Thursday, April 20, 2017

'Care for the family shouldn't stop when the child dies'

By Louise Kinross

When Bruno Geremia’s son Matthew died two years ago, Bruno's sense of loss extended to the people he knew at Holland Bloorview during Matthew’s life.

“When you lose your child, you also lose your care team and the community at Holland Bloorview,” says Bruno (centre, with wife Marlene right and family leader Vivian Low left).

“When you walk through the door for the first time after, there's a sense that you don’t belong anymore. We live in a culture that doesn’t want to talk about death, especially if your child is really complex or fragile.”

Bruno and other parents want to change that.

They’re working with Holland Bloorview staff to create an annual celebration of life event and other supports.

The first event will take place in Spiral Garden on June 11. It’s for Holland Bloorview families whose child has died in the last two years. There will be photographs of the children, fun activities for the whole family, and the dedication of a piece of art. “We’re working with Spiral Garden staff to create a butterfly that will honour the children,” Vivian says. Her son Ethan died almost 10 years ago. “The plan going forward is that every year we will have the celebration and install a new piece of art.” The parents also hope to have a dedicated art work inside the hospital.

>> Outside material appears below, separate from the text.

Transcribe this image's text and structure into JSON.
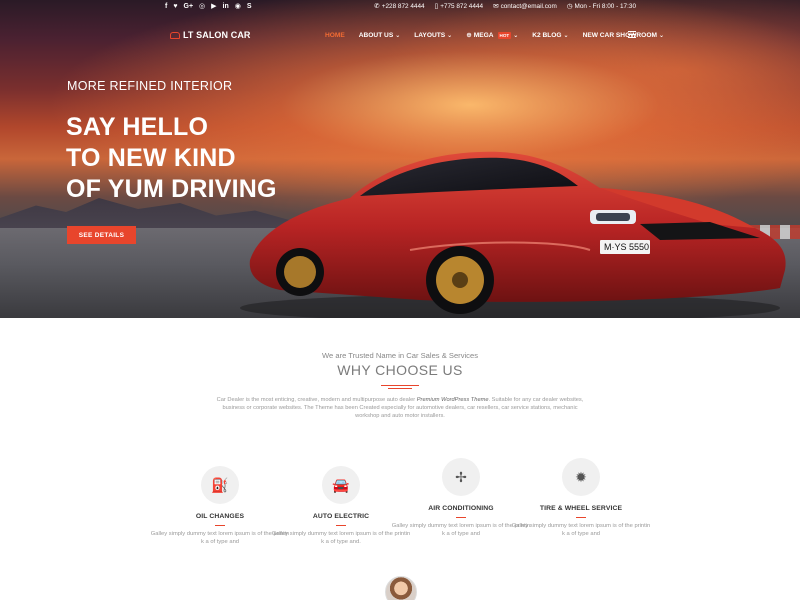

Vivian recalls that after her son died, “there was no support besides Bereaved Families of Ontario. But it’s in the community, and you have to retell your story to strangers.”

Families feel cut off from “the people who know the road we’ve travelled, and who knew our child,” Bruno says. “We believe it shouldn’t end like that.”

Bruno and Vivian, who are both members of Holland Bloorview’s family advisory, say the group has been an important ongoing connection for them. “I was lucky because June Chiu called and said ‘I hope you’ll come back and be part of the family advisory,’ Vivian says. “Sometimes it was hard, and I’d feel a little like a fraud, like my child isn’t going to any of the clinics, maybe I shouldn’t be here? There’s a fear of being an outsider.”

But Vivian says she was welcomed back. “When your child dies, you get the feeling that nobody else understands, and they can’t. That’s why it’s so important to talk to someone with the same experience, who knows what it feels like to live through that. I had June, and then Bruno and Marlene, to talk to.” Too often, Vivian says, Holland Bloorview families “don’t have that opportunity.”

To remedy this, the parents plan to set up coffee talks a couple of times a year where parents meet at Holland Bloorview to remember their kids and share support. “We’d also like to look at supporting siblings,” Vivian says. “For us, that was a huge gap when parents are struggling themselves.”

Bruno says his continued participation on Holland Bloorview’s family advisory “is a tribute to Matthew’s life. Before Matthew died, I didn’t think I’d be strong enough to do that. But after, I thought, everything I’ve learned, I’ve learned because of Matthew. This keeps him alive.”

Vivian agrees. “We’re a voice for our children and the needs of our families. Our children keep us connected to Holland Bloorview and we honour them by staying involved.

Bruno and Vivian shared these reflections that may be helpful to other parents whose child has died:
  • There is no road map for grief, no time line or 12 steps. It’s individual, and you have to accept that your journey is going to be that way. It will change from day to day and year to year.
  • Anniversaries, especially in the first year after your child dies, are very hard.
  • Grief can ambush you when you’re least expecting it.
  • Talking to other parents who’ve lost a child is soothing. You don’t have to explain anything, and if you fall apart, it’s okay.
  • Counselling helps.
  • Find ways to honour your child. Vivian’s family raised money for a multi-sensory room in the school her son went to, and where her daughter still attends. Bruno’s family participates in the Hike for Hospice to make people aware of the amazing care they received at Emily’s House.
Advanced care planning with a palliative care team can help families build beautiful memories with their child. “We spend so much time going to appointments, doing therapy, and for the more complex kids, just feeding them, that we don’t get to have family time,” Vivian says. “We need to be encouraged to not feel guilty about putting that aside, so we can have fun times as a family.” Bruno notes that his family cherished Thanksgiving, Christmas, birthday and Easter celebrations with Matthew while he lived at Emily’s House.

Most important, “Care for the family shouldn’t stop when the child dies,” Bruno says. “If we are family-centred, we need to continue to provide care to the family that has to go on.”

Bruno and Vivian say social workers, nurse practitioners and senior managers at Holland Bloorview are eager to participate. The other parent on the celebration of life committee is Cheryl Runstedler. You can read about Cheryl and her son Jordan here. To learn more about the June event, e-mail social worker Barb Germon at


Vivian! I am so happy to see you talking about this. I'm not a parent and my mom had good supports when my brother died. But yes, Bloorview, Sick kids and a lot of other places force you to develop a new relationship.